Hariji’s ability to treat all with love and respect was a rare and unique quality. A good listener, Harji was always slow to judge others. He had a high level of tolerance and always accepted people unreservedly.
A good host, Hariji always offered a beverage to visitors at his home. Traveling with him to or from a meeting, Hariji would always provide refreshments – doubles or roast corm. The celebration of his birthday was always an open invitation for Moze, Lord Ramphalie and his many friends. And even in these rendezvous, Hariji’s activism remained alert. This was well demonstrated in his reaching out to the Tobago Hindu Society during his holiday trips to Tobago. The presence of Srimati Phulwatty Beepath today, President of the Tobago Hindu Society, is acknowledgement of Hariji’s single-minded commitment to serve Dharma.
Managing conflicts was another trait of Hariji. His misunderstanding with the Maha Sabha resulted in the regrouping of former members of the Jawaan Sangh and the recruitment of tried and tested activists to form the Hindu Seva Sangh.
At two mandirs – Garth Road,Williamsville and Orange Valley – satsanghs stopped when the resident pandits felt sidelined. The Sangh identified new venues and the satsanghs continued.
During his activism, Hariji never abandoned his role as a member of an extended family. Though a bachelor, he made tremendous sacrifices to see his nieces and nephews through school and provided financial assistance to help them pursue careers, to purchase a vehicle or furnish a home.
Hariji played a test match innings with a T20 approach- he went for his shots and kept the score board ticking. Though his partners at the other end were losing their wickets – few running out on him- Hariji kept his eyes on the ball.
All great innings come to an end. Hariji played many big innings, and his statistics is adequately recorded in this publication for posterity.
I want to take this opportunity to wish Hariji a happy birthday and a sincere wish that he returns to good health.

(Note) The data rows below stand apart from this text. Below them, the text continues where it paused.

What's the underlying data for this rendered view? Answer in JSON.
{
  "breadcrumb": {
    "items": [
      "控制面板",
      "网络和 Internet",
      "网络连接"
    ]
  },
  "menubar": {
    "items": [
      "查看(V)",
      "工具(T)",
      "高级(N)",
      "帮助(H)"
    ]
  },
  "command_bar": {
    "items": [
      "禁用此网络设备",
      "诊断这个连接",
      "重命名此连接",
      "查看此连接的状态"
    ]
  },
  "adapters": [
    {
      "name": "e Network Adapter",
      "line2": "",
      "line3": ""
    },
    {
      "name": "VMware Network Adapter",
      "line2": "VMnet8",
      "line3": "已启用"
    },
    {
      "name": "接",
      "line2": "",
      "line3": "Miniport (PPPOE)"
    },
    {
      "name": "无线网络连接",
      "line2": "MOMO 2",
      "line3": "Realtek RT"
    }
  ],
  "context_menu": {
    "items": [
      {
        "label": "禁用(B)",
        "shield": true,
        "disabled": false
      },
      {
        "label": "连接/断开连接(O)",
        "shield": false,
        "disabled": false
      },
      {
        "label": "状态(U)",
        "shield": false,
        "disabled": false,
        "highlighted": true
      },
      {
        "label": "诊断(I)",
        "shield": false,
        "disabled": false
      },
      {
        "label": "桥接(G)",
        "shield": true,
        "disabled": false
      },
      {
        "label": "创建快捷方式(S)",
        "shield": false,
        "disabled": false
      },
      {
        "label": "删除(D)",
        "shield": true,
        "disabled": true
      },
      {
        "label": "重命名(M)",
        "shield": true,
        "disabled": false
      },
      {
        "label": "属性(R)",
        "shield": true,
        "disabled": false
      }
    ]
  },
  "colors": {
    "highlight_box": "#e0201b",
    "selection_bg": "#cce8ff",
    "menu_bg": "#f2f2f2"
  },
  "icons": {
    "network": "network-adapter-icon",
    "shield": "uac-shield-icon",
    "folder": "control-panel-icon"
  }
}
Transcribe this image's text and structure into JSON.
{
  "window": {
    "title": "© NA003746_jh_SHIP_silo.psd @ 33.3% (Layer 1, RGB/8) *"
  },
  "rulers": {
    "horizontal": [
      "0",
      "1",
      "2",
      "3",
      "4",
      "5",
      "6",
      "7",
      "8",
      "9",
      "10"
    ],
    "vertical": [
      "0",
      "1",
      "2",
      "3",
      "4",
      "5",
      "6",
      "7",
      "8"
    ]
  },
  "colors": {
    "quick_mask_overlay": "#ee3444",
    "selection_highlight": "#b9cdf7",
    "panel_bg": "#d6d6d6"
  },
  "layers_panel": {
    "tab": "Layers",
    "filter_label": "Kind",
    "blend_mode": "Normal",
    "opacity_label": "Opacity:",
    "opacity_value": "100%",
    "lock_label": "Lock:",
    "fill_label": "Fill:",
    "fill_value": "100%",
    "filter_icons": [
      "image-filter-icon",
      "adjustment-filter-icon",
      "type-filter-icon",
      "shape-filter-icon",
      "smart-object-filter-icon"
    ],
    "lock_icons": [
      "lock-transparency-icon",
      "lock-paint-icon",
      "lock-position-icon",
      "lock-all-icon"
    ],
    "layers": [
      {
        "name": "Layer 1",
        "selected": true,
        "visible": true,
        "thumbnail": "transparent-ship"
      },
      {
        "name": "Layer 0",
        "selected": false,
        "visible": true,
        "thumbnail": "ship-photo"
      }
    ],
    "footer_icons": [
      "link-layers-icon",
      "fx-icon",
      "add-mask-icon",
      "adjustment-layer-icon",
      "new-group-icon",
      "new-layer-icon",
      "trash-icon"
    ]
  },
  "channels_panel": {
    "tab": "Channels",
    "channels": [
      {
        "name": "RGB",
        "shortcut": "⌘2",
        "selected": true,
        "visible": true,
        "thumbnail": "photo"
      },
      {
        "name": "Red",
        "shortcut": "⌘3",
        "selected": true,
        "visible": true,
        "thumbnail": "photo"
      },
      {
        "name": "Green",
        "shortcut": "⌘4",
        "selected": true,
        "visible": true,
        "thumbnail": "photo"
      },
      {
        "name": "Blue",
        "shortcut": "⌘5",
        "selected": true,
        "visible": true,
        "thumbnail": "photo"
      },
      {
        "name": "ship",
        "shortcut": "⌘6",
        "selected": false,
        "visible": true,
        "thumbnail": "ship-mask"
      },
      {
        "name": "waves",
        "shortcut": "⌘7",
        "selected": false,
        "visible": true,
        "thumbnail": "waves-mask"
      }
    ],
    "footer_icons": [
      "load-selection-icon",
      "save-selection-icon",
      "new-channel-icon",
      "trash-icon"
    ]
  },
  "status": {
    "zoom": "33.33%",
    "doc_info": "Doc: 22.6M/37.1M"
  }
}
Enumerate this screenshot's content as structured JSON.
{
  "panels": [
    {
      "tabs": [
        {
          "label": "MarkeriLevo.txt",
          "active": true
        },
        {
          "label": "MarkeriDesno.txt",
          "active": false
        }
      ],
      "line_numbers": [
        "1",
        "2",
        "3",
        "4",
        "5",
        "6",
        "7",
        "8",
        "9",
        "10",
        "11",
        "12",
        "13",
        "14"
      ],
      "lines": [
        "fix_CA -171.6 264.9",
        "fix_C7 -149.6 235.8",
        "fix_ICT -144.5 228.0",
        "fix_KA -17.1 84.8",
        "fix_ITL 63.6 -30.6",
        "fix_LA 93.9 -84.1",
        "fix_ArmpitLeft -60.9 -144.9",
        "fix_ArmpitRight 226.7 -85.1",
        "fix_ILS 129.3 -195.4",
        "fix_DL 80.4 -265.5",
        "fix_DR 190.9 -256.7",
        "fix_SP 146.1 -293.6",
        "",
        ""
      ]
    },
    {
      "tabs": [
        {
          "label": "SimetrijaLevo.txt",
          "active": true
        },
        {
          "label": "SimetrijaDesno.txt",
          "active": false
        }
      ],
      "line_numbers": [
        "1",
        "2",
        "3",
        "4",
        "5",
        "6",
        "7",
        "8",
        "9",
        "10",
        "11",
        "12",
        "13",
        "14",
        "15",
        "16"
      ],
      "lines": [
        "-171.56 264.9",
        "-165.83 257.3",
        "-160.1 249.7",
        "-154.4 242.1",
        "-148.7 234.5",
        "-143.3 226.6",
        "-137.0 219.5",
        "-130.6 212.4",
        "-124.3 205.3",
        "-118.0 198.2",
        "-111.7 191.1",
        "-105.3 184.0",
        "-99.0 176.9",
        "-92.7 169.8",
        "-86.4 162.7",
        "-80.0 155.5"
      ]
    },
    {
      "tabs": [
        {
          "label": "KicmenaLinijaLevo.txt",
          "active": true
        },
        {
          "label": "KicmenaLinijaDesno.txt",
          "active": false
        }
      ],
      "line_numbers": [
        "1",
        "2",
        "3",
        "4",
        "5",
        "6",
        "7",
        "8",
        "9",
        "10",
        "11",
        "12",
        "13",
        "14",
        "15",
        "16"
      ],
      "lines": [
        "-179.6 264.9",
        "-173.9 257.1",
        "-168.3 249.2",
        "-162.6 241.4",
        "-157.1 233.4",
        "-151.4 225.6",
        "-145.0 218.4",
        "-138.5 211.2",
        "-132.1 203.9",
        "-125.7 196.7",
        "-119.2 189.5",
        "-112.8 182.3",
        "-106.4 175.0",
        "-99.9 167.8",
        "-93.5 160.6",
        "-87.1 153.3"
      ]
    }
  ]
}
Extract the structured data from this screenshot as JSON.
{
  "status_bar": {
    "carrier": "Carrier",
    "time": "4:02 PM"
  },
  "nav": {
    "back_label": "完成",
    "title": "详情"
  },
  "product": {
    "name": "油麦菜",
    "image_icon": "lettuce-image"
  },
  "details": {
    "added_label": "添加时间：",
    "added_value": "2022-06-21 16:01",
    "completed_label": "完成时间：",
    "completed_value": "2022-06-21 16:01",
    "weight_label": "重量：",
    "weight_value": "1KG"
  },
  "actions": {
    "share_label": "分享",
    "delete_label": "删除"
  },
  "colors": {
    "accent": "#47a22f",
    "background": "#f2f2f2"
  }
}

The publication is available in Amazon and I hope that all of you would take the initiative to not only purchase a copy but to gain an insight into the workings of the mind of Hindu leader.